A lawsuit filed in 2021 targeting businesses, owners and individuals behind the Wallhax, SecureAC, SecureCheats and CODHax platforms, is just a small part of a larger Bungie campaign.
Faced with growing numbers of cheaters in its online games, Bungie filed several lawsuits in the U.S. They sent the clearest possible message that similar behavior can have serious consequences.
For regular gamers honing innovative strategies to triumph within the parameters of clearly defined rulesets, elimination of cheaters can’t come soon enough.
Filed in 2021, the lawsuit against Wallax identified some defendants by name and others by their online handles. All faced allegations of copyright infringement, violations of the DMCA’s anti-cicumvention provisions, RICO violations, conspiracy, plus sundry other charges
In June 200, Robert Nelson and two companies under his control admitted copyright infringement after violating Bungie’s copyrights and injecting code into Destiny 2, thereby creating unlicensed derivative works. Bungie’s damages award was $13.5m.
Information provided by Nelson enabled Bungie to pursue developer Daniel Larsen in Denmark, and when he failed to appear, Bungie obtained an entry of default. Information also led Bungie to Germany where ‘Badger’ was identified as Patrick Schaufuss. He also agreed to settle by cooperating with Bungie.

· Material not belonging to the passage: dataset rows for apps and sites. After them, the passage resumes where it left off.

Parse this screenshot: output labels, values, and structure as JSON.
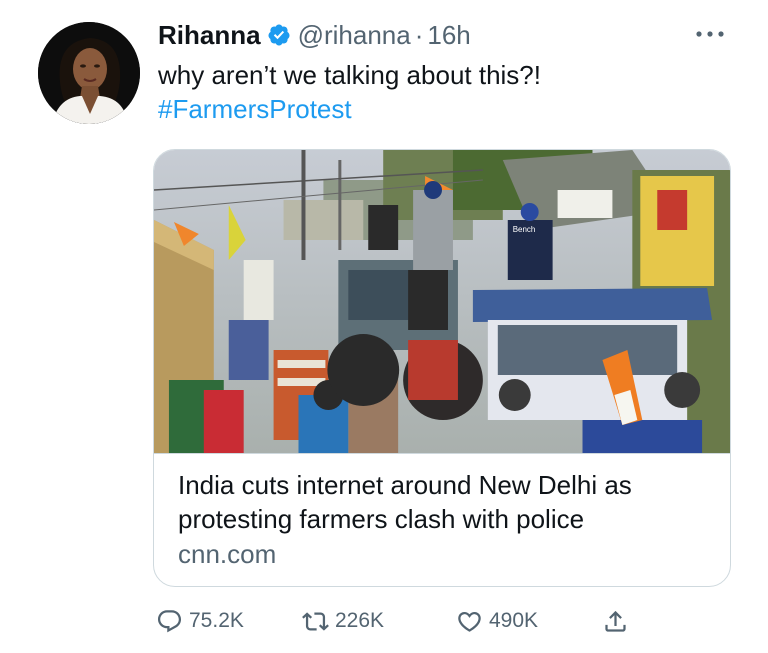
{
  "tweet": {
    "author_name": "Rihanna",
    "handle": "@rihanna",
    "separator": "·",
    "time": "16h",
    "text": "why aren’t we talking about this?!",
    "hashtag": "#FarmersProtest"
  },
  "card": {
    "title": "India cuts internet around New Delhi as protesting farmers clash with police",
    "domain": "cnn.com",
    "image_sign_text": "Bench"
  },
  "actions": {
    "replies": "75.2K",
    "retweets": "226K",
    "likes": "490K"
  },
  "icons": {
    "verified": "verified-badge-icon",
    "more": "more-icon",
    "reply": "reply-icon",
    "retweet": "retweet-icon",
    "like": "heart-icon",
    "share": "share-icon"
  },
  "colors": {
    "link": "#1d9bf0",
    "secondary_text": "#536471",
    "border": "#cfd9de"
  }
}
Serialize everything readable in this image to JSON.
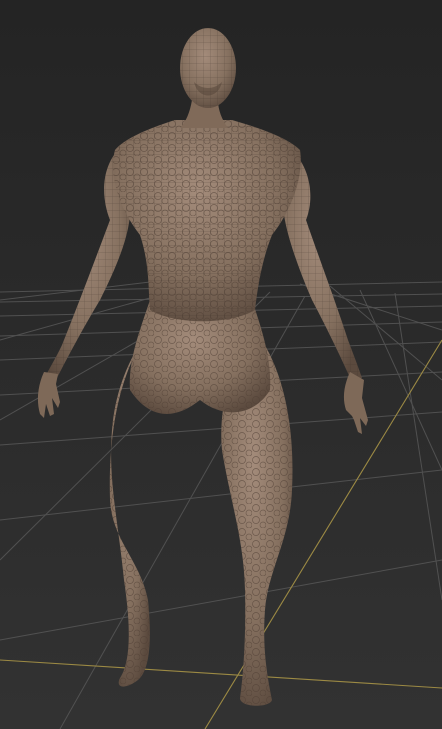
{
  "viewport": {
    "background_top": "#262626",
    "background_bottom": "#303030",
    "grid_color": "#5a5a5a",
    "axis_color": "#a08a3c"
  },
  "model": {
    "skin_color": "#8b7463",
    "skin_highlight": "#a89080",
    "skin_shadow": "#4e3e33",
    "wire_color": "#3a2e26"
  }
}
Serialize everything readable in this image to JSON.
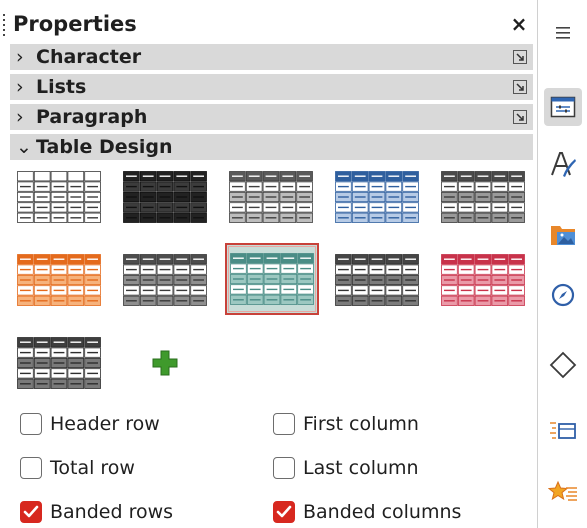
{
  "panel": {
    "title": "Properties",
    "close_glyph": "×",
    "sections": [
      {
        "label": "Character",
        "expanded": false
      },
      {
        "label": "Lists",
        "expanded": false
      },
      {
        "label": "Paragraph",
        "expanded": false
      },
      {
        "label": "Table Design",
        "expanded": true
      }
    ],
    "table_styles": [
      {
        "name": "default-style",
        "header": "#ffffff",
        "rows": [
          "#ffffff",
          "#ffffff"
        ],
        "border": "#3a3a3a",
        "selected": false
      },
      {
        "name": "dark-style",
        "header": "#222222",
        "rows": [
          "#3c3c3c",
          "#222222"
        ],
        "border": "#111111",
        "selected": false
      },
      {
        "name": "gray-style",
        "header": "#5a5a5a",
        "rows": [
          "#ffffff",
          "#bdbdbd"
        ],
        "border": "#404040",
        "selected": false
      },
      {
        "name": "blue-style",
        "header": "#2f5f9e",
        "rows": [
          "#ffffff",
          "#b7cbe6"
        ],
        "border": "#2f5f9e",
        "selected": false
      },
      {
        "name": "charcoal-style",
        "header": "#4a4a4a",
        "rows": [
          "#ffffff",
          "#9a9a9a"
        ],
        "border": "#3a3a3a",
        "selected": false
      },
      {
        "name": "orange-style",
        "header": "#e46a1c",
        "rows": [
          "#ffffff",
          "#f6b27c"
        ],
        "border": "#e46a1c",
        "selected": false
      },
      {
        "name": "mid-gray-style",
        "header": "#4d4d4d",
        "rows": [
          "#ffffff",
          "#8f8f8f"
        ],
        "border": "#3a3a3a",
        "selected": false
      },
      {
        "name": "teal-style",
        "header": "#4a8d86",
        "rows": [
          "#ffffff",
          "#9cc8c1"
        ],
        "border": "#4a8d86",
        "selected": true
      },
      {
        "name": "slate-style",
        "header": "#454545",
        "rows": [
          "#ffffff",
          "#7c7c7c"
        ],
        "border": "#333333",
        "selected": false
      },
      {
        "name": "red-style",
        "header": "#c8324a",
        "rows": [
          "#ffffff",
          "#ea9aa8"
        ],
        "border": "#c8324a",
        "selected": false
      },
      {
        "name": "graphite-style",
        "header": "#3e3e3e",
        "rows": [
          "#ffffff",
          "#7a7a7a"
        ],
        "border": "#2e2e2e",
        "selected": false
      }
    ],
    "add_style_icon": "plus-icon",
    "add_style_color": "#3f9a2c",
    "options": [
      {
        "label": "Header row",
        "checked": false
      },
      {
        "label": "First column",
        "checked": false
      },
      {
        "label": "Total row",
        "checked": false
      },
      {
        "label": "Last column",
        "checked": false
      },
      {
        "label": "Banded rows",
        "checked": true
      },
      {
        "label": "Banded columns",
        "checked": true
      }
    ],
    "checked_color": "#d7281f"
  },
  "tabbar": {
    "items": [
      {
        "icon": "hamburger-menu-icon",
        "active": false
      },
      {
        "icon": "properties-icon",
        "active": true
      },
      {
        "icon": "styles-icon",
        "active": false
      },
      {
        "icon": "gallery-icon",
        "active": false
      },
      {
        "icon": "navigator-icon",
        "active": false
      },
      {
        "icon": "shapes-icon",
        "active": false
      },
      {
        "icon": "page-icon",
        "active": false
      },
      {
        "icon": "style-inspector-icon",
        "active": false
      }
    ]
  }
}
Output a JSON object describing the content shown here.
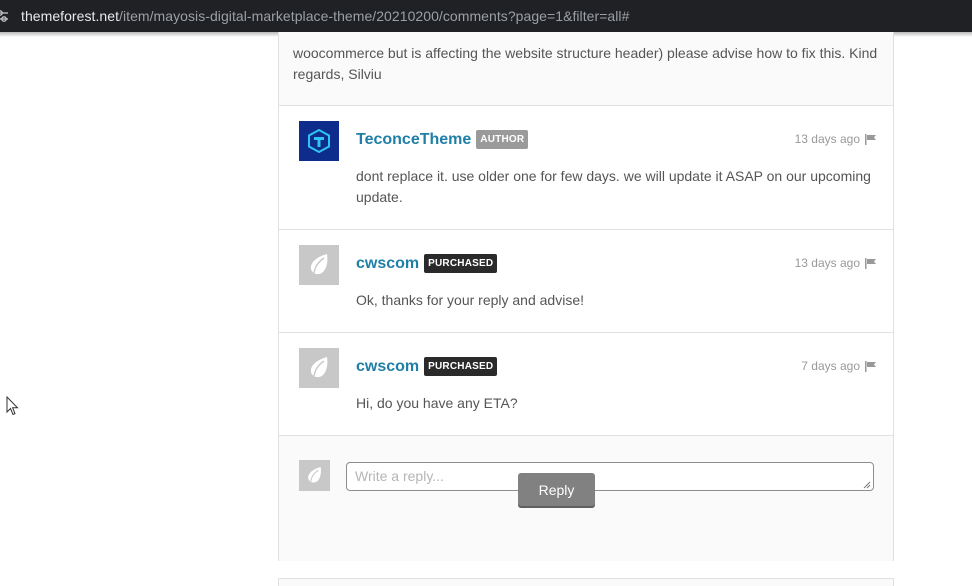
{
  "browser": {
    "url_domain": "themeforest.net",
    "url_path": "/item/mayosis-digital-marketplace-theme/20210200/comments?page=1&filter=all#"
  },
  "thread": {
    "top_text": "woocommerce but is affecting the website structure header) please advise how to fix this. Kind regards, Silviu"
  },
  "replies": [
    {
      "username": "TeconceTheme",
      "badge": "AUTHOR",
      "time": "13 days ago",
      "text": "dont replace it. use older one for few days. we will update it ASAP on our upcoming update."
    },
    {
      "username": "cwscom",
      "badge": "PURCHASED",
      "time": "13 days ago",
      "text": "Ok, thanks for your reply and advise!"
    },
    {
      "username": "cwscom",
      "badge": "PURCHASED",
      "time": "7 days ago",
      "text": "Hi, do you have any ETA?"
    }
  ],
  "reply_form": {
    "placeholder": "Write a reply...",
    "button_label": "Reply"
  },
  "colors": {
    "username": "#1f7fa6",
    "author_badge": "#9a9a9a",
    "purchased_badge": "#2a2a2a",
    "reply_button": "#818181"
  },
  "icons": [
    "site-info-icon",
    "teconce-logo-icon",
    "envato-leaf-icon",
    "flag-icon",
    "mouse-cursor-icon"
  ]
}
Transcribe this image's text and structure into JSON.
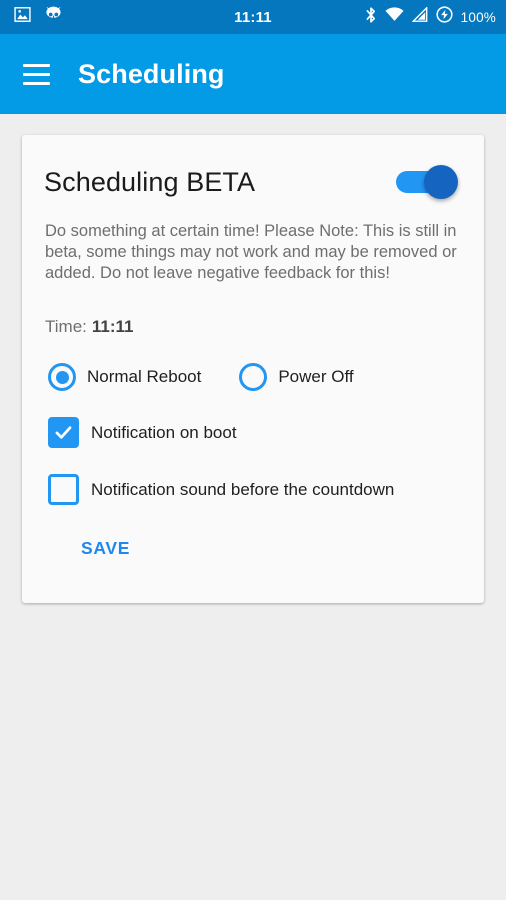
{
  "status_bar": {
    "time": "11:11",
    "battery_percent": "100%",
    "left_icons": [
      "image-icon",
      "cyanogenmod-icon"
    ],
    "right_icons": [
      "bluetooth-icon",
      "wifi-icon",
      "cell-signal-icon",
      "battery-charging-icon"
    ],
    "background_color": "#0477be"
  },
  "app_bar": {
    "menu_icon": "hamburger-menu-icon",
    "title": "Scheduling",
    "background_color": "#039be5"
  },
  "card": {
    "title": "Scheduling BETA",
    "toggle": {
      "state": "on",
      "track_color": "#2196f3",
      "thumb_color": "#1565c0"
    },
    "description": "Do something at certain time!\nPlease Note: This is still in beta, some things may not work and may be removed or added. Do not leave negative feedback for this!",
    "time_label": "Time:",
    "time_value": "11:11",
    "radios": [
      {
        "label": "Normal Reboot",
        "selected": true
      },
      {
        "label": "Power Off",
        "selected": false
      }
    ],
    "checkboxes": [
      {
        "label": "Notification on boot",
        "checked": true
      },
      {
        "label": "Notification sound before the countdown",
        "checked": false
      }
    ],
    "save_label": "SAVE",
    "accent_color": "#2196f3",
    "background_color": "#fafafa"
  },
  "page": {
    "background_color": "#eeeeee"
  }
}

Amended Complaint Unmasks More Defendants, More Details
Filed this week in a Washington District Court, Bungie’s first amended complaint identifies former Doe defendants ‘Luzypher’, ‘Yimosecai’, ‘Rulezzgame’, ‘Sentinent’, ‘CHENZHIJIE402’, and ‘Mindbender’ (aka ‘Bluegirl’), by their real names.
It also provides additional detail on some of the other defendants, including the entity ‘Dsoft CVR36454303’.
Daniel Larsen / Dsoft CVR36454303
Previously alleged to be just the administrator of Wallhax, Larsen is now described as the owner. Working under the pseudonym ‘Gokke’, it’s alleged he developed the code framework for the Wallhax cheat and was involved in designing, coding, updating and maintaining cheats for Destiny 2.
“Larsen and the other partners in the Wallhax business share in its profits and losses and engage in joint decision-making, with Larsen having particular say in matters in his area of expertise (software engineering),” Bungie writes.
“Defendant DSoft, registered with the Danish Business Authority under CVR 37454303, (‘DSoft’) is Larsen’s registered sole proprietorship, with a principal place of business located at [redacted address] in Denmark.”
Bungie says the Dsoft corporate entity was used to conduct business and accept funds relating to the Wallhax cheating operation.
Other Targets Identified
According to Bungie, ‘Luzypher’ is a Wallhax senior support specialist and moderator of the Wallhax forums. The company already knew that ‘Luzypher’ lives in the Netherlands but now identify him as Sebastiaan Juan Theodoor Cruden along with a specific address in a central region of the country.
Previously just a ‘Doe’ defendant, Bungie has added ‘Goodman’ to its complaint. The developer still doesn’t know his name but believes he’s in Sichuan, China, from where he sells Wallhax cheats and shares revenue with other Wallhax defendants. Chenzhijie Chen (aka chenzhiji402) of Shangai, China, faces identical allegations.
The defendant previously known as ‘Yimosecai’ is now identified as Yunxuan Deng of Shangai, China. Together with Eddie Tran (aka Sentient) of California, Anthony Robinson (aka Rulezzgame) of Germany, and Marta Magalhaes (Mindbender/Blue Girl) of Portugal, all stand accused of reselling Wallhax cheats.
Bungie frames their actions rather more elaborately, describing the defendants and others yet to be identified as complicit in a racketeering exercise. Other previously named defendants, including ‘Riddell’ and ‘piskubi93’, are absent from the amended complaint but for reasons not cited in the complaint.
At least from the information available in court documents, it seems that Bungie is using compliant defendants (i.e those who have agreed to settle) as a means to identify others. That’s nothing out of the ordinary and can prove extremely effective.
As an abstract example unrelated to this case, if we take Defendant 1 as the main target in a civil action, he may know a lot about partner defendant 2, so if Defendant 1 starts to cooperate under threat of financial ruin, Defendant 2 is rendered vulnerable.
Lower players, let’s call them Defendants 6 and 7, may be happy to share personal information with each other, feeling they’re largely unimportant. But if Defendant 4 knows either and happens to be friendly with Defendant 3, none of the group are secure if Defendant 2 throws in the towel.
Defendant 5, meanwhile, may feel that settling is the only option because apparently everyone else has. Pressure to settle may not always work though, especially in far-off lands with different legal standards and potentially uncooperative governments.
The amended complaint can be found here (pdf)